My personal growth & professional development

For me, I focused heavily on self-care and inner journeys for the past 2 years. I knew that an outer journey was the next step in my path, and part of it was to start creating more. In addition to writing blogs and filming/editing videos, I have been working more on art (painting, crafting). I’ve been networking and engaging with more people to work on my elevator pitch – every time I try I consider something I want to fine tune. It’s discovering my own voice. In this last sprint I had a strong discovery: I fell into singing other people’s songs. Hear more about this perspective in my sprint 4 retrospective:

To follow along my path of personal growth and professional development, follow me on Linkedin or subscribe to my YouTube channel.

May your journey be fulfilling and positive. Thanks for tuning in.


Personal Model Canvas

Why creating a personal version of the Business Model Canvas could transform the way you achieve goals

We all face this problem: too much to do, too little time, too many ideas. We search for ways we can become healthier, smarter, stronger. The answer might not rest in a specialist’s book, but rather through your own critical thinking with a Personal Model Canvas.

The Business Model Canvas is an ontology that is essentially a template of getting the business logic into a documented source so that different members of the organization can get on the same page with the objectives and strategies.
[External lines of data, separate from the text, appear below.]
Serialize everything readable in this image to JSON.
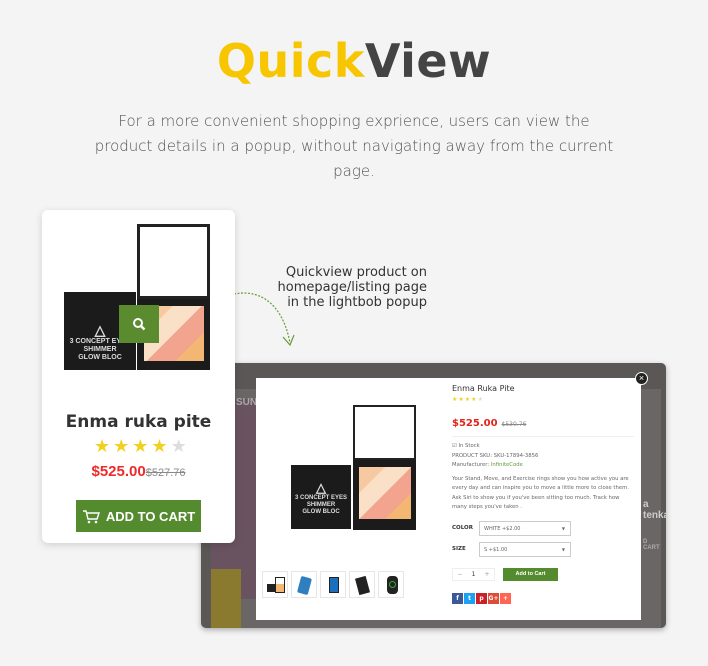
{
  "header": {
    "title_a": "Quick",
    "title_b": "View",
    "intro": "For a more convenient shopping exprience, users can view the product details in a popup, without navigating away from the current page."
  },
  "card": {
    "name": "Enma ruka pite",
    "rating": 4,
    "max_rating": 5,
    "price": "$525.00",
    "old_price": "$527.76",
    "cart_label": "ADD TO CART",
    "brand_lines": [
      "3 CONCEPT EYES",
      "SHIMMER",
      "GLOW BLOC"
    ]
  },
  "annotation": "Quickview product on homepage/listing page in the lightbob popup",
  "background_page": {
    "text1": "SUNG",
    "text2": "a tenka",
    "text3": "D CART"
  },
  "popup": {
    "name": "Enma Ruka Pite",
    "rating": 4,
    "price": "$525.00",
    "old_price": "$530.76",
    "stock": "In Stock",
    "sku_label": "PRODUCT SKU:",
    "sku": "SKU-17894-3856",
    "manufacturer_label": "Manufacturer:",
    "manufacturer": "InfiniteCode",
    "description": "Your Stand, Move, and Exercise rings show you how active you are every day and can inspire you to move a little more to close them. Ask Siri to show you if you've been sitting too much. Track how many steps you've taken .",
    "color_label": "COLOR",
    "color_value": "WHITE +$2.00",
    "size_label": "SIZE",
    "size_value": "S +$1.00",
    "qty": "1",
    "add_label": "Add to Cart",
    "share": [
      "f",
      "t",
      "p",
      "G+",
      "+"
    ],
    "share_colors": [
      "#3b5998",
      "#1da1f2",
      "#cb2027",
      "#dd4b39",
      "#ff6550"
    ],
    "thumbnails": [
      "compact",
      "phone-blue",
      "tablet",
      "phone-black",
      "watch"
    ]
  },
  "colors": {
    "accent_yellow": "#f7c600",
    "green": "#558b2f",
    "price_red": "#ee2a2a"
  }
}
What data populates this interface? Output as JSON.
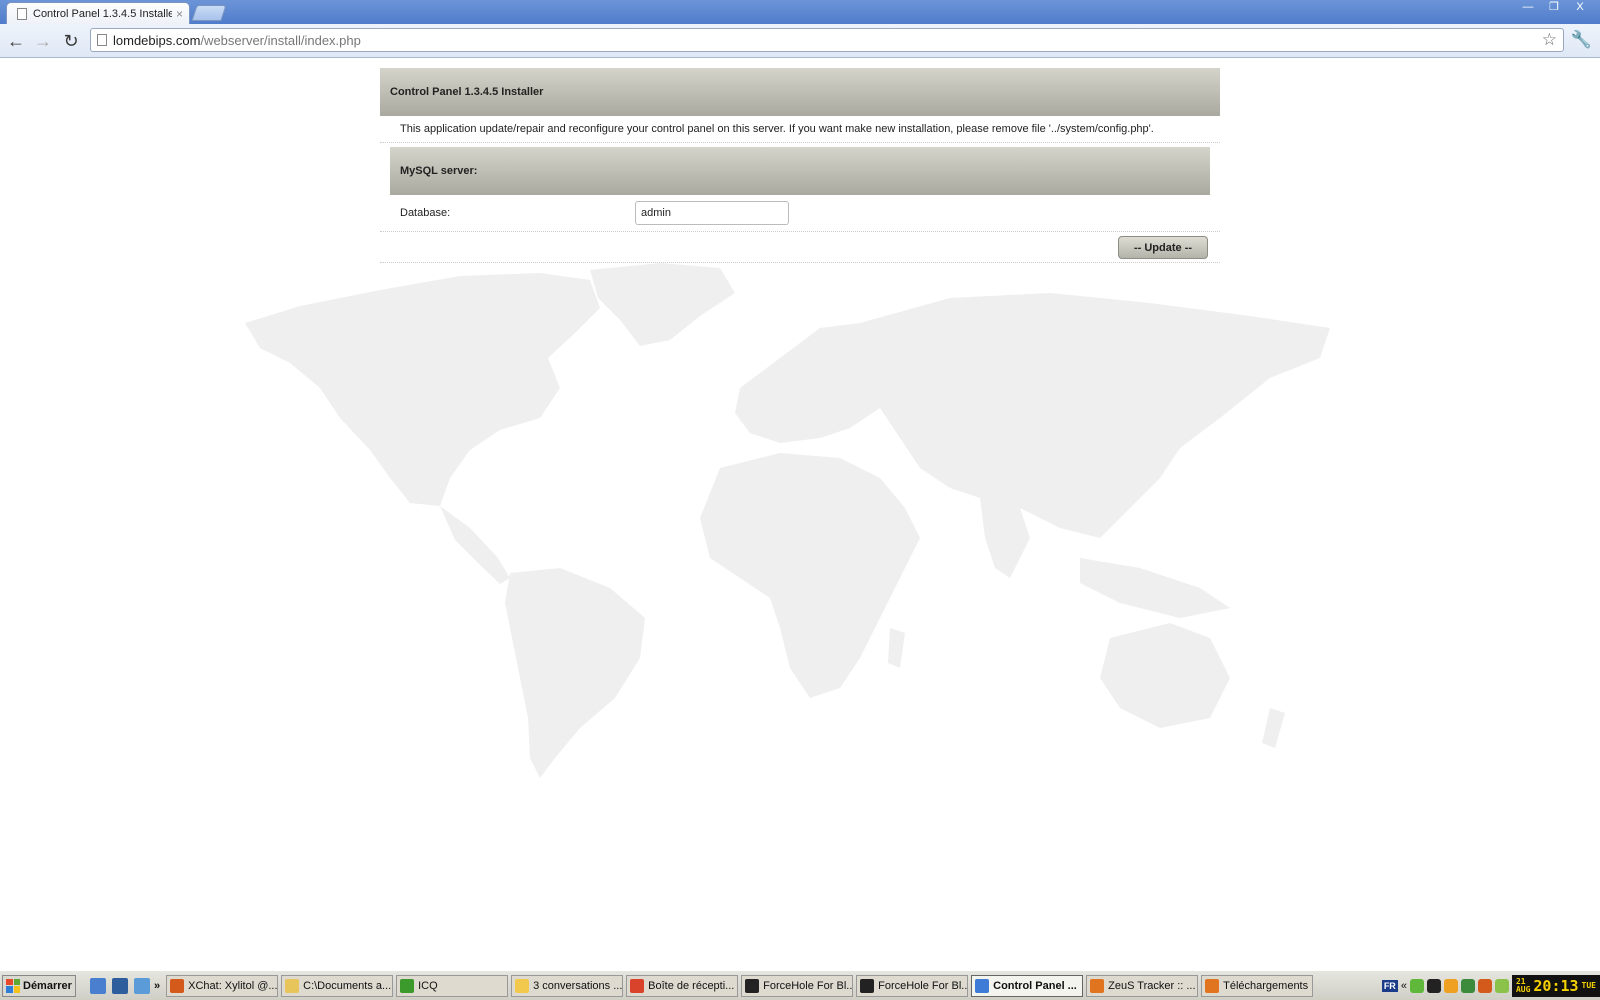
{
  "browser": {
    "tab_title": "Control Panel 1.3.4.5 Installe",
    "tab_close": "×",
    "url_domain": "lomdebips.com",
    "url_path": "/webserver/install/index.php",
    "window_buttons": [
      "—",
      "❐",
      "X"
    ]
  },
  "installer": {
    "header": "Control Panel 1.3.4.5 Installer",
    "intro": "This application update/repair and reconfigure your control panel on this server. If you want make new installation, please remove file '../system/config.php'.",
    "section_title": "MySQL server:",
    "database_label": "Database:",
    "database_value": "admin",
    "update_button": "-- Update --"
  },
  "taskbar": {
    "start": "Démarrer",
    "more": "»",
    "tasks": [
      {
        "label": "XChat: Xylitol @...",
        "color": "#d45a1c"
      },
      {
        "label": "C:\\Documents a...",
        "color": "#e8c55a"
      },
      {
        "label": "ICQ",
        "color": "#3c9a2c"
      },
      {
        "label": "3 conversations ...",
        "color": "#f2c94c"
      },
      {
        "label": "Boîte de récepti...",
        "color": "#d9432c"
      },
      {
        "label": "ForceHole For Bl...",
        "color": "#222222"
      },
      {
        "label": "ForceHole For Bl...",
        "color": "#222222"
      },
      {
        "label": "Control Panel ...",
        "color": "#3d7bd6"
      },
      {
        "label": "ZeuS Tracker :: ...",
        "color": "#e0741f"
      },
      {
        "label": "Téléchargements",
        "color": "#e0741f"
      }
    ],
    "lang": "FR",
    "tray_arrow": "«",
    "clock_date_top": "21",
    "clock_date_bottom": "AUG",
    "clock_time": "20:13",
    "clock_day": "TUE"
  }
}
The Business Model Canvas ontology by Alex Osterwalder
The Business Model Canvas ontology by Alex Osterwalder

By applying this methodology to our personal lives, we ensure we are looking at our objectives holistically. It captures our motivations and desires, but also how the community we connect with is getting something they need too. It might seem strange that if we are attempting something such as weight loss for ourselves we consider our family, but collective efforts can be much stronger than solo-ventures.
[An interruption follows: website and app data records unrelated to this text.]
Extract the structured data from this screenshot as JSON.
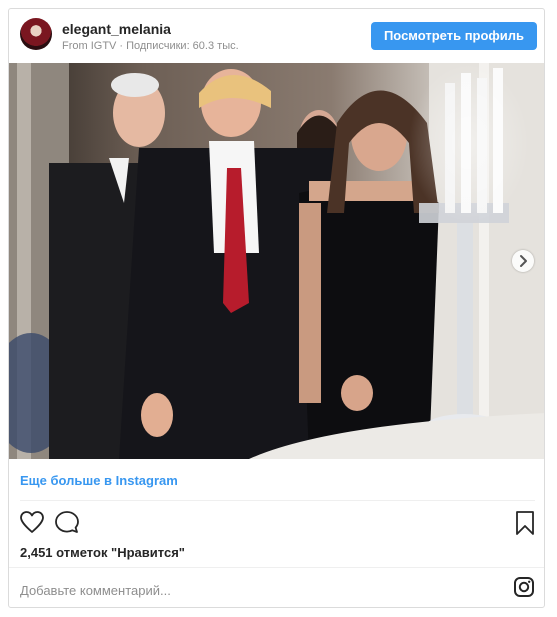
{
  "header": {
    "username": "elegant_melania",
    "source": "From IGTV",
    "separator": "·",
    "followers": "Подписчики: 60.3 тыс.",
    "view_profile_label": "Посмотреть профиль"
  },
  "media": {
    "carousel_next": "chevron-right-icon"
  },
  "footer": {
    "more_link": "Еще больше в Instagram",
    "likes_text": "2,451 отметок \"Нравится\"",
    "comment_placeholder": "Добавьте комментарий..."
  },
  "icons": {
    "like": "heart-icon",
    "comment": "comment-icon",
    "save": "bookmark-icon",
    "instagram": "instagram-icon"
  },
  "colors": {
    "accent": "#3897f0",
    "muted_text": "#8e8e8e",
    "border": "#dbdbdb"
  }
}
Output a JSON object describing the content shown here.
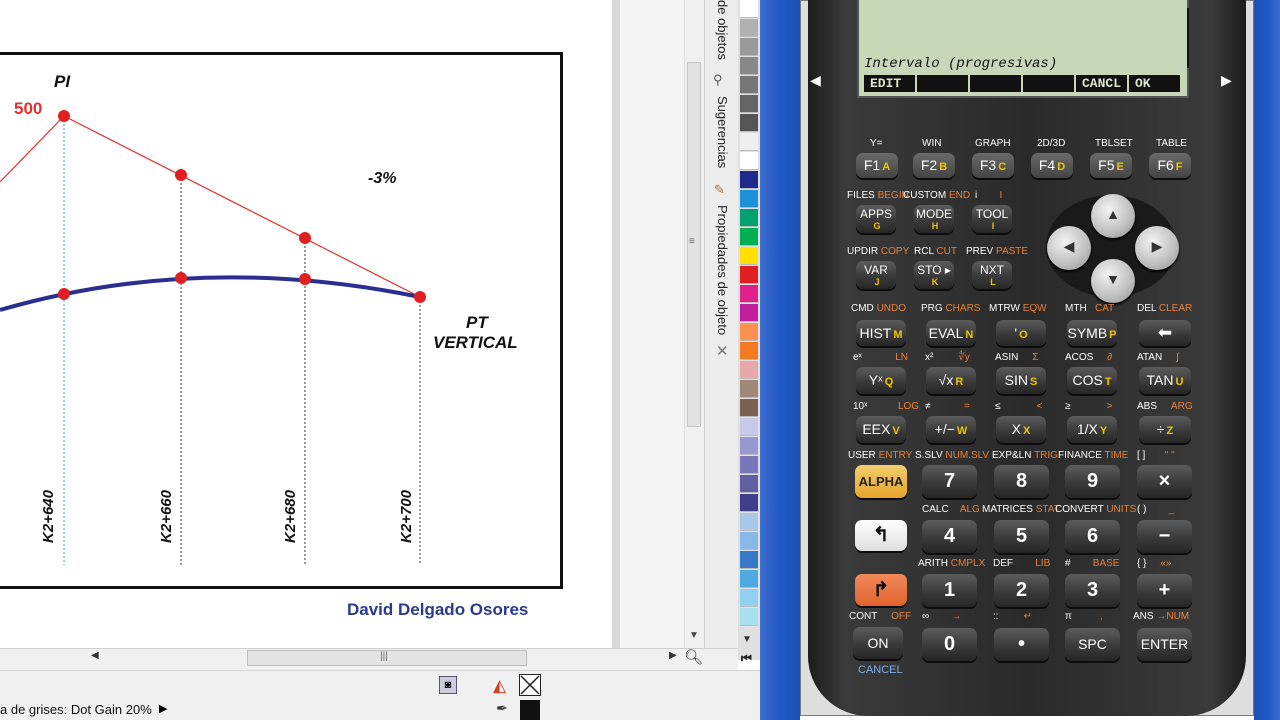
{
  "drawing": {
    "pi_label": "PI",
    "elevation_label": "500",
    "grade_label": "-3%",
    "pt_label_line1": "PT",
    "pt_label_line2": "VERTICAL",
    "stations": [
      "K2+640",
      "K2+660",
      "K2+680",
      "K2+700"
    ],
    "author": "David Delgado Osores",
    "colors": {
      "tangent": "#e03030",
      "curve": "#2a2f8f",
      "guide": "#2aa0d8"
    }
  },
  "docker_tabs": [
    "de objetos",
    "Sugerencias",
    "Propiedades de objeto"
  ],
  "palette_colors": [
    "#ffffff",
    "#b0b0b0",
    "#9a9a9a",
    "#888888",
    "#767676",
    "#646464",
    "#555555",
    "#eeeeee",
    "#ffffff",
    "#1e2a8c",
    "#1e90d8",
    "#00a070",
    "#00b050",
    "#ffe000",
    "#e02020",
    "#e0208c",
    "#c0209c",
    "#ff9050",
    "#f47a20",
    "#e8a8a8",
    "#a08878",
    "#7a6050",
    "#c8c8e8",
    "#9898d0",
    "#7878b8",
    "#6060a0",
    "#40408a",
    "#a8c8e8",
    "#88b8e8",
    "#3878c8",
    "#50a8e0",
    "#90d0f0",
    "#a8e0f0"
  ],
  "status": {
    "text": "a de grises: Dot Gain 20%"
  },
  "calculator": {
    "screen_line": "Intervalo (progresivas)",
    "softkeys": [
      "EDIT",
      "",
      "",
      "",
      "CANCL",
      "OK"
    ],
    "fkeys": [
      {
        "top": "Y=",
        "label": "F1",
        "alpha": "A"
      },
      {
        "top": "WIN",
        "label": "F2",
        "alpha": "B"
      },
      {
        "top": "GRAPH",
        "label": "F3",
        "alpha": "C"
      },
      {
        "top": "2D/3D",
        "label": "F4",
        "alpha": "D"
      },
      {
        "top": "TBLSET",
        "label": "F5",
        "alpha": "E"
      },
      {
        "top": "TABLE",
        "label": "F6",
        "alpha": "F"
      }
    ],
    "row2": [
      {
        "top": "FILES",
        "top2": "BEGIN",
        "label": "APPS",
        "alpha": "G"
      },
      {
        "top": "CUSTOM",
        "top2": "END",
        "label": "MODE",
        "alpha": "H"
      },
      {
        "top": "i",
        "top2": "I",
        "label": "TOOL",
        "alpha": "I"
      }
    ],
    "row3": [
      {
        "top": "UPDIR",
        "top2": "COPY",
        "label": "VAR",
        "alpha": "J"
      },
      {
        "top": "RCL",
        "top2": "CUT",
        "label": "STO ▸",
        "alpha": "K"
      },
      {
        "top": "PREV",
        "top2": "PASTE",
        "label": "NXT",
        "alpha": "L"
      }
    ],
    "row4": [
      {
        "top": "CMD",
        "top2": "UNDO",
        "label": "HIST",
        "alpha": "M"
      },
      {
        "top": "PRG",
        "top2": "CHARS",
        "label": "EVAL",
        "alpha": "N"
      },
      {
        "top": "MTRW",
        "top2": "EQW",
        "label": "'",
        "alpha": "O"
      },
      {
        "top": "MTH",
        "top2": "CAT",
        "label": "SYMB",
        "alpha": "P"
      },
      {
        "top": "DEL",
        "top2": "CLEAR",
        "label": "⬅",
        "alpha": ""
      }
    ],
    "row5": [
      {
        "top": "eˣ",
        "top2": "LN",
        "label": "Yˣ",
        "alpha": "Q"
      },
      {
        "top": "x²",
        "top2": "∜y",
        "label": "√x",
        "alpha": "R"
      },
      {
        "top": "ASIN",
        "top2": "Σ",
        "label": "SIN",
        "alpha": "S"
      },
      {
        "top": "ACOS",
        "top2": "∂",
        "label": "COS",
        "alpha": "T"
      },
      {
        "top": "ATAN",
        "top2": "∫",
        "label": "TAN",
        "alpha": "U"
      }
    ],
    "row6": [
      {
        "top": "10ˣ",
        "top2": "LOG",
        "label": "EEX",
        "alpha": "V"
      },
      {
        "top": "≠",
        "top2": "=",
        "label": "+/−",
        "alpha": "W"
      },
      {
        "top": "≤",
        "top2": "<",
        "label": "X",
        "alpha": "X"
      },
      {
        "top": "≥",
        "top2": ">",
        "label": "1/X",
        "alpha": "Y"
      },
      {
        "top": "ABS",
        "top2": "ARG",
        "label": "÷",
        "alpha": "Z"
      }
    ],
    "row7": [
      {
        "top": "USER",
        "top2": "ENTRY",
        "label": "ALPHA"
      },
      {
        "top": "S.SLV",
        "top2": "NUM.SLV",
        "label": "7"
      },
      {
        "top": "EXP&LN",
        "top2": "TRIG",
        "label": "8"
      },
      {
        "top": "FINANCE",
        "top2": "TIME",
        "label": "9"
      },
      {
        "top": "[ ]",
        "top2": "\" \"",
        "label": "×"
      }
    ],
    "row8": [
      {
        "top": "",
        "top2": "",
        "label": "↰"
      },
      {
        "top": "CALC",
        "top2": "ALG",
        "label": "4"
      },
      {
        "top": "MATRICES",
        "top2": "STAT",
        "label": "5"
      },
      {
        "top": "CONVERT",
        "top2": "UNITS",
        "label": "6"
      },
      {
        "top": "( )",
        "top2": "_",
        "label": "−"
      }
    ],
    "row9": [
      {
        "top": "",
        "top2": "",
        "label": "↱"
      },
      {
        "top": "ARITH",
        "top2": "CMPLX",
        "label": "1"
      },
      {
        "top": "DEF",
        "top2": "LIB",
        "label": "2"
      },
      {
        "top": "#",
        "top2": "BASE",
        "label": "3"
      },
      {
        "top": "{ }",
        "top2": "«»",
        "label": "+"
      }
    ],
    "row10": [
      {
        "top": "CONT",
        "top2": "OFF",
        "label": "ON"
      },
      {
        "top": "∞",
        "top2": "→",
        "label": "0"
      },
      {
        "top": "::",
        "top2": "↵",
        "label": "•"
      },
      {
        "top": "π",
        "top2": ",",
        "label": "SPC"
      },
      {
        "top": "ANS",
        "top2": "→NUM",
        "label": "ENTER"
      }
    ],
    "cancel_label": "CANCEL"
  }
}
How does a Personal Model Canvas differ from the Business Model Canvas?

The core template is the same, but the questions are adjusted for personal objectives. Items such as defining the mission switch from an organizational context to what values and long term purpose you find as an individual. “Start with Why” – these principles are famous in business. We know from books such as “Drive” that we are not motivated by money but my purpose. It stands to reason that if you want to accomplish any goal, you will be more likely to achieve it if you connect it to a bigger purpose.

Preview of the Personal Model Canvas template - alignment section
An example of the Personal Model Canvas, focused on the WHY sections

Free Template for Personal Model Canvas

I have created a free template for anyone wanting to try this model out. It has three core objectives:

  1. Ensure your goals are considered holistically, from purpose to the results you are trying to reach.
  2. Uncovering assumptions that are underlying your ideas.
  3. Prioritizing experiments that will give you more information on your ideas before you make large investments of building your idea/goal out.

The template addresses the first two points directly. For the third item, the template shows what items should be prioritized but it does not list some of the top experiments you can use for testing the ideas (read more below).

Preview of the personal business canvas template in Google Sheets.
A preview of the Google template for Personal Model Canvas, linked below.

Here is the Google template – please give me feedback on Linkedin!

How to Run Personal Experiments

Once you identify your top hypothesis to test out, you must plan your experiments. Experiments can include:

  • Interviews
  • Surveys
  • Observations
  • Prototypes

There are plenty of resources online for how to run these, but they can be low in cost and short. The point is, challenge your assumptions. ESPECIALLY the ones that are critical to your business and you have gut feelings on, not actual data.

If this is a part of a larger project, check out my blog post on setting up personal sprints. If you are interested in having someone facilitate a Business Model Canvas workshop, contact me about consulting.

Happy testing!